After practice, Woodson has an hour to watch replays on TV with his roomie, Arkansas defensive tackle Marcus Harrison.
"You got handled right there," Woodson said. Counters Harrison, "I got penetration."
Then he had team interviews deep into the night. Asked if he feels like a pro, Woodson answers, "It hasn't hit me yet."
But he's finding out one thing. The draft's not just an adventure. It's a job.
Scouts Inc.'s Todd McShay: Martz and Woodson were a disastrous duo. Woodson never got comfortable in Martz's timing-based scheme and he hurried his release so much that his passes were off all week. And as he struggled, Woodson began to press and he became more inaccurate. After that week, Woodson has a mountain to climb to get back into the first round.

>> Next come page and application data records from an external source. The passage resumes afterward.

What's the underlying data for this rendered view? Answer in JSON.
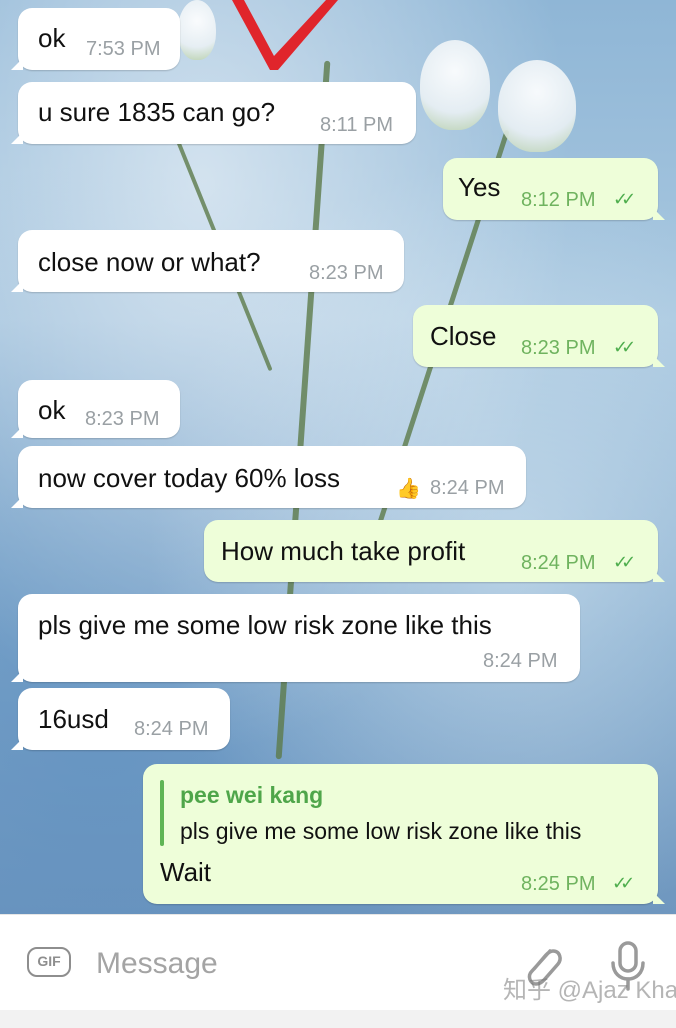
{
  "messages": [
    {
      "dir": "in",
      "text": "ok",
      "time": "7:53 PM"
    },
    {
      "dir": "in",
      "text": "u sure 1835 can go?",
      "time": "8:11 PM"
    },
    {
      "dir": "out",
      "text": "Yes",
      "time": "8:12 PM",
      "ticks": "✓✓"
    },
    {
      "dir": "in",
      "text": "close now or what?",
      "time": "8:23 PM"
    },
    {
      "dir": "out",
      "text": "Close",
      "time": "8:23 PM",
      "ticks": "✓✓"
    },
    {
      "dir": "in",
      "text": "ok",
      "time": "8:23 PM"
    },
    {
      "dir": "in",
      "text": "now cover today 60% loss",
      "time": "8:24 PM",
      "emoji": "👍"
    },
    {
      "dir": "out",
      "text": "How much take profit",
      "time": "8:24 PM",
      "ticks": "✓✓"
    },
    {
      "dir": "in",
      "text": "pls give me some low risk zone like this",
      "time": "8:24 PM"
    },
    {
      "dir": "in",
      "text": "16usd",
      "time": "8:24 PM"
    },
    {
      "dir": "out",
      "text": "Wait",
      "time": "8:25 PM",
      "ticks": "✓✓",
      "reply": {
        "name": "pee wei kang",
        "text": "pls give me some low risk zone like this"
      }
    }
  ],
  "input": {
    "gif_label": "GIF",
    "placeholder": "Message",
    "icons": [
      "gif-icon",
      "paperclip-icon",
      "microphone-icon"
    ]
  },
  "watermark": "知乎 @Ajaz Khan",
  "colors": {
    "incoming_bubble": "#ffffff",
    "outgoing_bubble": "#eefed9",
    "time_outgoing": "#6fb35f",
    "quote_accent": "#5fb555"
  }
}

John David Booty stays cool under pressure
Already warm to the media spotlight following five years at USC, Booty indulges WNSP 105.5 Sports FM (Mobile, Ala.), which set up shop at the players' hotel. He tackled questions ranging from "Would you like to see a playoff system?" to "Aren't you USC guys better at dealing with all of this attention?" After quickly rattling off polished answers (yes and yes) Booty declares his love for the Cowboys. You never know if Jerry Jones is listening.
With only a week to learn the playbook, every snap counts. Luckily, Booty's old USC coordinator, current Raiders boss Lane Kiffin, is coaching Booty's North squad. Kiffin's West Coast scheme utilizes play-action and deep-in throws, which require a strong arm.
"A lot of what the coaches want to see is how fast you can adjust, Booty said. " With hundreds of scouts and coaches on the sidelines, the 23-year-old turns in a solid performance, showing off his accuracy on short and intermediate routes, and looking comfortable when facing a rush.
After his impressive practice, Booty is bum-rushed by a slew of scouts. As in the pocket, he stayed poised.
And if the number of suitors is any indication, the Chiefs and Ravens are front-runners for his services. Most personnel gurus request time for a meeting, but some just start asking Booty questions about his best and worst games.
"I do all the work for them I guess, so they just watch those tapes," Booty said. "For the bad game, I just gave them a decent one I had."
He's already acting like a pro.
Scouts Inc.'s Todd McShay: Booty had a very good week in Mobile: never spectacular, always solid. He has the arm to make every NFL throw, and he consistently made them in every practice. In the West Coast system, Booty could be a steady NFL starter. Worst-case scenario: He looked like he could be an excellent NFL backup. Right now, he's a very good mid-round value.
Matt Flynn's combine preparation in Orlando, Fla.
Seven days after winning the national title, Flynn moved to Orlando for five weeks of training with combine guru Tom Shaw. The scenery is nice, but it's no vacation. One of Flynn's least-favorite drills:
Churning waist-deep through the facility's raging pool. By jogging against a current, Flynn, alongside teammate Glenn Dorsey and Ole Miss running back BenJarvus Green-Ellis, they build leg strength. That will help Flynn when he drops back, plants his right foot and drives through throws.
The bonus of not being part of the dizzying Senior Bowl atmosphere: It's not all football all the time. Flynn and his fellow draft hopefuls bond over favorite "YouTube" clips at Cracker Barrel. Flynn's No. 1? "Dramatic Squirrel."
The downside: It's too quiet. "I'm staying by myself, and we don't have Internet or cell-phone service," Flynn said. "But, I figure, it's five weeks for the rest of my career."
Scouts Inc.'s Todd McShay: Not being invited to the Senior Bowl didn't affect Flynn's stock. Scouts are still impressed by his grittiness in the title game. While Flynn's athleticism is good, his arm is average and he's not yet an efficient, NFL-caliber thrower. He needs to worry less about his 40 time and instead devote most of his workout time to hitting receivers in pro-style passing drills.